B. The Page Law
Up until this point, immigration exclusion was handled on a state level, with California leading the charge against Chinese immigration. This changed in 1875 when the federal government passed the first restrictive federal immigration statute: An Act Supplementary to the Acts in Relation to Immigration, also known as the Page Law. This law prohibited entry for Chinese, Japanese, and Mongolian workers, prostitutes, and felons. Its goal was to end immigration of cheap Chinese labor and immoral Chinese women. The law required U.S. consular officials to examine all Asian immigrants at their port of departure to assess whether any immigrant had entered into a contract for lewd and immoral purposes. The focus on prostitution may have been essentially a smoke screen, using the rhetoric of morality as a way to avoid legal and political scrutiny. Through a ban on prostitution, the law aimed to prevent all Chinese women from immigrating to the United States. By using language about protecting marriage and sexual purity, the Page Law was able to achieve the otherwise prohibited exclusion of Chinese women.
Due to the widespread suspicion that all Chinese women were engaged in prostitution, the immigration of Chinese women became much more limited after the Page Law was enacted. From 1876 to 1882, the number of Chinese women entering the United States decreased 68 percent as compared to the previous seven years. Even the U.S. Consul to Hong Kong admitted that all women would ultimately be excluded based on a fear that they were prostitutes, remarking, [i] t is a useless and superfluous task for me to undertake to investigate the character of female emigrants and to grant them passports which are treated as nullities in San Francisco on the mere presumption that every Chinese woman is a prostitute. Here, the government itself admitted that it treated all Chinese women as prostitutes, presuming they were inadmissible unless they could prove otherwise. This meant that even though the laws were facially narrowly tailored to exclude only prostitutes, they were applied in an overly broad manner in such a way that all Chinese women were essentially inadmissible.

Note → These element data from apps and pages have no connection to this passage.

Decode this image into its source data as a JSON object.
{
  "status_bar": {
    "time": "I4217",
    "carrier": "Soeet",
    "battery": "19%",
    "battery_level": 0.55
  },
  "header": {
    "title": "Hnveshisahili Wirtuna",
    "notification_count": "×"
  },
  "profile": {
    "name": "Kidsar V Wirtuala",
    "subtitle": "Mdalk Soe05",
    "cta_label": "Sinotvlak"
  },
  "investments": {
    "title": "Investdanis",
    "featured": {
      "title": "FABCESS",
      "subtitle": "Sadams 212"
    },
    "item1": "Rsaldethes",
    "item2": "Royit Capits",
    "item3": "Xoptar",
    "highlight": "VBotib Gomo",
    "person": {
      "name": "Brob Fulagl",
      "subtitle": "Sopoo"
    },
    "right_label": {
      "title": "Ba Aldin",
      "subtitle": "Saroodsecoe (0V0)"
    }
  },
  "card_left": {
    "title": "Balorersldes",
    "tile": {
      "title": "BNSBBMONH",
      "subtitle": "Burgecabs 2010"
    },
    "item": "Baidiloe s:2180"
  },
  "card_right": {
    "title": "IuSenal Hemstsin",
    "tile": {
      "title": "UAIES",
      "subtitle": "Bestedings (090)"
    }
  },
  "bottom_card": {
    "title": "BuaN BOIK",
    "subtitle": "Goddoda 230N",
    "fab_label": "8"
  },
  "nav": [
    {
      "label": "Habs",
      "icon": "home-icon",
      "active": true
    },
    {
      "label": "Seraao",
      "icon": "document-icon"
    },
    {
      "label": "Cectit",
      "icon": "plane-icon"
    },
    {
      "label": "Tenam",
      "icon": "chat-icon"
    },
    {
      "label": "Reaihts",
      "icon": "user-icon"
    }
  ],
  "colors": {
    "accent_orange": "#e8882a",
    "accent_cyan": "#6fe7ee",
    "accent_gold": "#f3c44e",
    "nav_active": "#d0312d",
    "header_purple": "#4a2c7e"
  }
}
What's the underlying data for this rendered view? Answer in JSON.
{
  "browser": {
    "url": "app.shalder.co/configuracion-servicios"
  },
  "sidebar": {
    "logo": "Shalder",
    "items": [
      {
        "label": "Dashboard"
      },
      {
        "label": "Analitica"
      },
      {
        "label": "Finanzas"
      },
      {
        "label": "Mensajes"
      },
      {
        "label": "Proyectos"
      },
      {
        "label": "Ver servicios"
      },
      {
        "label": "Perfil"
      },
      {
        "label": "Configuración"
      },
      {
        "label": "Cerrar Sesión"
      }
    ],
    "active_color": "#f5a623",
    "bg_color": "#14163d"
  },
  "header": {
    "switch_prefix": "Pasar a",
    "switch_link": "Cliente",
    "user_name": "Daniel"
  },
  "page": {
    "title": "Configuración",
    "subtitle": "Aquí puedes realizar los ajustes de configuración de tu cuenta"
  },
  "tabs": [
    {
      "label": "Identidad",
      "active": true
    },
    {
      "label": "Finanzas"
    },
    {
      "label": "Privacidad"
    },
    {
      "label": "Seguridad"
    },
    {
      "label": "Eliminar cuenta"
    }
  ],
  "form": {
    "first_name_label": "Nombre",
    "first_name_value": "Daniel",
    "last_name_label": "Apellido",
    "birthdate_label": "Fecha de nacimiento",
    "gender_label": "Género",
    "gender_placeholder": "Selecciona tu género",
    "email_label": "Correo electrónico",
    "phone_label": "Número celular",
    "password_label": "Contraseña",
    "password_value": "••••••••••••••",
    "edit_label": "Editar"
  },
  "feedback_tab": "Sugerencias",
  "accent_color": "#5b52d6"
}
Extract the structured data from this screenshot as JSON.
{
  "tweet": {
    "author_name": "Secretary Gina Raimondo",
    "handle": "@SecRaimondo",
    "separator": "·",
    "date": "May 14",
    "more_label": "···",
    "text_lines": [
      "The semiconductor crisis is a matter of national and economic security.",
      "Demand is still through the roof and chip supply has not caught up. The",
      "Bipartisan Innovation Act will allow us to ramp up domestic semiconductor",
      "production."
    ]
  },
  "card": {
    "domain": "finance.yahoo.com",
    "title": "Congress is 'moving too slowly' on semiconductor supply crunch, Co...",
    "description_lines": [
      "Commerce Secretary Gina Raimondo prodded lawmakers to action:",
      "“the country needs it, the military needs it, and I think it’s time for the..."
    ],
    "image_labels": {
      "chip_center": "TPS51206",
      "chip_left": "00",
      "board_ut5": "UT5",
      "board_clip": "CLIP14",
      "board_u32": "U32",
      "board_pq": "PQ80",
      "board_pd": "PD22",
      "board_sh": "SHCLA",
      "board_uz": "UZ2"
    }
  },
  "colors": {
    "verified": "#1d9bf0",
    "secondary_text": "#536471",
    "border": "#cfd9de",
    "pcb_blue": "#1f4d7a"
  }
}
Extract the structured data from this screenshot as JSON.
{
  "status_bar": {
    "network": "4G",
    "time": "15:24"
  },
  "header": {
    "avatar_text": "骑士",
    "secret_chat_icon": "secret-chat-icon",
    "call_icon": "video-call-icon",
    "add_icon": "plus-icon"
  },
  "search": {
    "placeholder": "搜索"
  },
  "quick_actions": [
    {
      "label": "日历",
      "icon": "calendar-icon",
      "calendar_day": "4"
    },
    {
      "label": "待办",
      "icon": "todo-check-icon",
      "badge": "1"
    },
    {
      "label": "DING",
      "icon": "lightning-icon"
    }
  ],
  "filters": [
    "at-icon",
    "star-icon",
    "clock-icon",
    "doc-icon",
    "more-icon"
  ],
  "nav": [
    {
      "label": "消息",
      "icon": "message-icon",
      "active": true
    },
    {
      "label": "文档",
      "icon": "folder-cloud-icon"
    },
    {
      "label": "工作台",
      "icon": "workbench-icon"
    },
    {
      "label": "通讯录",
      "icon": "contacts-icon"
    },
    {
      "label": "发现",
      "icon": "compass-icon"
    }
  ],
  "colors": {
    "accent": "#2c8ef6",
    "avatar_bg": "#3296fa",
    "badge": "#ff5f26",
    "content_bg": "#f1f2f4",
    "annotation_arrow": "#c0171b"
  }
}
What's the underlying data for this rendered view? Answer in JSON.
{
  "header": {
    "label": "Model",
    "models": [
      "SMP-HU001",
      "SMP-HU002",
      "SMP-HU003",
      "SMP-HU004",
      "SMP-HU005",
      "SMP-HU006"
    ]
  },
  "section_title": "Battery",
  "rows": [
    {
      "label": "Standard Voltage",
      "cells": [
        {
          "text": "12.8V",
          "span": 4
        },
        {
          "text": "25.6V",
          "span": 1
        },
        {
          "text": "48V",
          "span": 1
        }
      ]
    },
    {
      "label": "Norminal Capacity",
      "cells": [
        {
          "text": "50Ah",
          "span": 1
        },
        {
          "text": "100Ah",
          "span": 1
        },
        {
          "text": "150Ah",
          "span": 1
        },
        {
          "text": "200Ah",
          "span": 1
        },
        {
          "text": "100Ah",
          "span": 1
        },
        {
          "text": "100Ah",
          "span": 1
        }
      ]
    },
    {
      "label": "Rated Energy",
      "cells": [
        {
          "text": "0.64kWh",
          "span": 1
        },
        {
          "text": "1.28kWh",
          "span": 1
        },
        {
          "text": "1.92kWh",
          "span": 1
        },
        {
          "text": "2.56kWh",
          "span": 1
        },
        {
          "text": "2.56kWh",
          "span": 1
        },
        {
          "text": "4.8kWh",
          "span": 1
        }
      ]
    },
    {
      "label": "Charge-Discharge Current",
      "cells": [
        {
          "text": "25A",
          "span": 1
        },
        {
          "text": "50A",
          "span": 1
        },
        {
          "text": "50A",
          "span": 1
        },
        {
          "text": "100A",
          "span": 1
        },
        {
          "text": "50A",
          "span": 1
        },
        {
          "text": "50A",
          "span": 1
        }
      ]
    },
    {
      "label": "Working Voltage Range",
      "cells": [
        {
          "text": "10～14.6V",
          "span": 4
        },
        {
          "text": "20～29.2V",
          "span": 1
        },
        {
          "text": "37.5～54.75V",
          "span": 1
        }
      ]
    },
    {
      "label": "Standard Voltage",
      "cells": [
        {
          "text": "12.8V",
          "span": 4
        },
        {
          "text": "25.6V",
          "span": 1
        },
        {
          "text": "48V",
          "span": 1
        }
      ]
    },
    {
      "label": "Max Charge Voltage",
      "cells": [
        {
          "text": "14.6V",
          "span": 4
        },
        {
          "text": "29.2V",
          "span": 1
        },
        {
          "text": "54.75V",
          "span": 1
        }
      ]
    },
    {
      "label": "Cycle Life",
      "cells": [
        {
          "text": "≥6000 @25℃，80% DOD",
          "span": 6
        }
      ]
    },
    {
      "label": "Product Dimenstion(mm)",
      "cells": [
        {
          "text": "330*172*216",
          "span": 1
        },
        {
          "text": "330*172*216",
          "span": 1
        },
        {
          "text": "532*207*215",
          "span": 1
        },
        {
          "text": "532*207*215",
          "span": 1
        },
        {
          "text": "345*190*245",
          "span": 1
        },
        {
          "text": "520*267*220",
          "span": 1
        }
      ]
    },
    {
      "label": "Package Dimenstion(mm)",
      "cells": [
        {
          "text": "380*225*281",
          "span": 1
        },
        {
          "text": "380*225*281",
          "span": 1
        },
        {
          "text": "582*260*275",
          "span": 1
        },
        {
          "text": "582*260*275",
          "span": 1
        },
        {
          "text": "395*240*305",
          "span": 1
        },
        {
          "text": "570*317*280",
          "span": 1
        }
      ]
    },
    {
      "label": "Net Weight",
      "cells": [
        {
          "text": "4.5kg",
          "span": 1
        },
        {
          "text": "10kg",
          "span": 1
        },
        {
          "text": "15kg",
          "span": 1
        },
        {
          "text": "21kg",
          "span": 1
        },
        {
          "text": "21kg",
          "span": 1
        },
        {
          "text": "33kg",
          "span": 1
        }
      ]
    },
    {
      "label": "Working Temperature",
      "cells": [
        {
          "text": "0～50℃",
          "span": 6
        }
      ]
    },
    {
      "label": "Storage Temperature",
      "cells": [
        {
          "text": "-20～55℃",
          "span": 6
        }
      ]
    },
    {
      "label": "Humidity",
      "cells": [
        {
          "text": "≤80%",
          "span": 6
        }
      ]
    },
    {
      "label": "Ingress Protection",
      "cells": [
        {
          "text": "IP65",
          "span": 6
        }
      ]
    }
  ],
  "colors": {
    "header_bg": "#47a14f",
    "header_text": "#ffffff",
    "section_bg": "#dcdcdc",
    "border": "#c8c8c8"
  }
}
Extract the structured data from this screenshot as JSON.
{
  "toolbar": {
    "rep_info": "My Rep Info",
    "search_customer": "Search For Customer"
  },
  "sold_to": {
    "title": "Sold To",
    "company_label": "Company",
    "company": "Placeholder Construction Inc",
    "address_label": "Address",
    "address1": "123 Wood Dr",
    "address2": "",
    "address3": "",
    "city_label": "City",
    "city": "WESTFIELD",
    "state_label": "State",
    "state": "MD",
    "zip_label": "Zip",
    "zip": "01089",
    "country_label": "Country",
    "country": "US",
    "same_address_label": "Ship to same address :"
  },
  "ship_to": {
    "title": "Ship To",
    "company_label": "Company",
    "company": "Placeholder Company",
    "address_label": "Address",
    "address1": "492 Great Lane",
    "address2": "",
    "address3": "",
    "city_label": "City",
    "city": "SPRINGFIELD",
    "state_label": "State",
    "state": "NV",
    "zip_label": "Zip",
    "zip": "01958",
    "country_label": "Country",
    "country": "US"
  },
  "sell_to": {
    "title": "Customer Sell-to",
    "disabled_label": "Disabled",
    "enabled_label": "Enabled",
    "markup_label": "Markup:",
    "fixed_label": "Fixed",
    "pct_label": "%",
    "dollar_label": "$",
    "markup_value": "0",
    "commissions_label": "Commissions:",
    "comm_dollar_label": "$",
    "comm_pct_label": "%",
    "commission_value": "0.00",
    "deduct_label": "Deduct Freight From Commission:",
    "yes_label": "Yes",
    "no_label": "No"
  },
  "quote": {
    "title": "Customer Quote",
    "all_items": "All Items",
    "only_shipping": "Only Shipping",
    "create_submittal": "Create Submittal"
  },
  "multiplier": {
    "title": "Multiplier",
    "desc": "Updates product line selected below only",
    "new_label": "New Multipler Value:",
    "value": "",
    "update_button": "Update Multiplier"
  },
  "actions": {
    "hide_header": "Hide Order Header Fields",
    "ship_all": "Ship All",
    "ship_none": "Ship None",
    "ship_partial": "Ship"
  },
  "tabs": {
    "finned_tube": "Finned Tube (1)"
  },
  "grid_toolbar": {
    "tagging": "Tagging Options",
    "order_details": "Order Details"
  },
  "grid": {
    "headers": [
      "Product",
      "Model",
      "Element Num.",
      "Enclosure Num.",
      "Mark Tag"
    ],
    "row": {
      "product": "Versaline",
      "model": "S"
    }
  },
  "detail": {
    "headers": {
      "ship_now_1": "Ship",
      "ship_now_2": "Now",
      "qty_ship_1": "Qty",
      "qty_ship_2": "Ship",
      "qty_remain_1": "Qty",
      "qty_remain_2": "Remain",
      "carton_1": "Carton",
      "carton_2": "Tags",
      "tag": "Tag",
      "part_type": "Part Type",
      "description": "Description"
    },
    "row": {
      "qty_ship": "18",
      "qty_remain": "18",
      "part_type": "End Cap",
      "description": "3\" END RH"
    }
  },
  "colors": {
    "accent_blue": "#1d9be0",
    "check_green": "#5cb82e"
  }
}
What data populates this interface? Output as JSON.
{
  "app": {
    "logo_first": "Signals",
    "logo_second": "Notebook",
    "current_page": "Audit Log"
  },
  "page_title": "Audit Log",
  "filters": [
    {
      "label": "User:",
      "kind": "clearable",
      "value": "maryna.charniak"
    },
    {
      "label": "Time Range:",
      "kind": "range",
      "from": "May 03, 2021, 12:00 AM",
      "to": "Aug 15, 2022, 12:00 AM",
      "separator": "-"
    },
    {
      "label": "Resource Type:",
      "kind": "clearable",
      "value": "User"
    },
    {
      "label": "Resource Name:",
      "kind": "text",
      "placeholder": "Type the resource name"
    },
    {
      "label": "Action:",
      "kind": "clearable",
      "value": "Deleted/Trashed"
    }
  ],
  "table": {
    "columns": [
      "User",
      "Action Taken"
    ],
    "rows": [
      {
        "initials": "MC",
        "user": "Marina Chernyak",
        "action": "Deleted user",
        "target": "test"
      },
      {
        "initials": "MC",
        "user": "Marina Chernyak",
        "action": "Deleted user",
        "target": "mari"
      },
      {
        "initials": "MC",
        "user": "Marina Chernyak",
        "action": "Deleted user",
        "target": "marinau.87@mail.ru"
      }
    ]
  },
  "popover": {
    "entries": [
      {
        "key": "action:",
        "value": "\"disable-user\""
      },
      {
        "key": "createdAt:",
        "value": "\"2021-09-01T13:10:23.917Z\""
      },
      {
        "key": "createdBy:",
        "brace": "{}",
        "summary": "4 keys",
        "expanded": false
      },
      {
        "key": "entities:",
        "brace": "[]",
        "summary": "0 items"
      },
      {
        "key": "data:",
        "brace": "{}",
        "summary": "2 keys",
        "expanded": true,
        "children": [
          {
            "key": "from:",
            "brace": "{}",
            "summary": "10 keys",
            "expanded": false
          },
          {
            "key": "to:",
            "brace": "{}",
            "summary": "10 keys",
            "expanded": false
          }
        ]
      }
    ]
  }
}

As a result of the perception that all Chinese women were prostitutes, even married women were suspect. Thus, entry to the United States was only possible after a subjective determination by a U.S. consular official or immigration officer that the female immigrant had not come for lewd or immoral purposes. Not even proof of a marriage was enough, in and of itself, to convince authorities that a Chinese woman was not a prostitute. This led to concerns that marriages between Chinese women and Chinese American men were used as a cover-up for prostitution. The questioning of the validity of marriages is still present in immigration law today, as evidenced by the Immigration Marriage Fraud Amendments.
After passage of the Page Law, anti-Chinese forces continued to advocate for an end to cheap Chinese labor. As discussed earlier, Congress set up the 1876 Joint Special Committee to investigate the effects of Chinese immigration. As a result of the committee's findings, President Hayes appointed a commission to renegotiate the 1868 Burlington Treaty, which called for open and unrestricted borders between the United States and China. A dramatic shift occurred in 1880, when the Burlingame Treaty was renegotiated to allow the United States to limit immigration of Chinese laborers whose entry would affect American interests or endanger the good order of the country. Even though the United States had already begun excluding Chinese immigrants with the passage of the Page Law in 1875, the renegotiation of the Burlingame Treaty shows that the anti-Chinese sentiment was so strong in the United States that the government felt the need to amend its international agreement with China.